====== Data extracts
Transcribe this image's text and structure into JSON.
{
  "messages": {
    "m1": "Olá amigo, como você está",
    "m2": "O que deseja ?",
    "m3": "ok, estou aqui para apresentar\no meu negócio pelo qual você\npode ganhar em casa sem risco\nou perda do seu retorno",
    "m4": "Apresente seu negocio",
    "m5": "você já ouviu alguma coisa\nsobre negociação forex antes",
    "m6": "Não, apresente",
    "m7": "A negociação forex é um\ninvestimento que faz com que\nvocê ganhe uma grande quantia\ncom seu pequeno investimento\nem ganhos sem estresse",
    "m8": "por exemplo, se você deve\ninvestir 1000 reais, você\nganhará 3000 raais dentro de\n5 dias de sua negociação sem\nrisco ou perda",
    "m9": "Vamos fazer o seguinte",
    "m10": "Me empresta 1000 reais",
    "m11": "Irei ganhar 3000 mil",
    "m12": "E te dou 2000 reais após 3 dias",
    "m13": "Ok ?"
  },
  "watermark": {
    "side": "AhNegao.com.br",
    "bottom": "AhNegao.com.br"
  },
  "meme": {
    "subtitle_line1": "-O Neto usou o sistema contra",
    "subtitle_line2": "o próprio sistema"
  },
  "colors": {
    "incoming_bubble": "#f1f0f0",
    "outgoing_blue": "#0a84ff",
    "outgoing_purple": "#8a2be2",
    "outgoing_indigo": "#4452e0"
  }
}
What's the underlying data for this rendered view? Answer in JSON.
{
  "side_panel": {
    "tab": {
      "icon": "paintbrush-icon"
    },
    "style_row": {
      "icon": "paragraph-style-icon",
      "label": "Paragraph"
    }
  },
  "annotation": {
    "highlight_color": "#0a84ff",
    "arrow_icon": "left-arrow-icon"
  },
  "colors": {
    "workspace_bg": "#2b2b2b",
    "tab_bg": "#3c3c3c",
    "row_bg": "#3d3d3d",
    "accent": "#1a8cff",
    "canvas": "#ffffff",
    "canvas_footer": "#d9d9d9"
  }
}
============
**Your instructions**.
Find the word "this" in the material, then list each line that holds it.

**Exercise response**.
Transcribe this image's text and structure into JSON.
What's the underlying data for this rendered view? Answer in JSON.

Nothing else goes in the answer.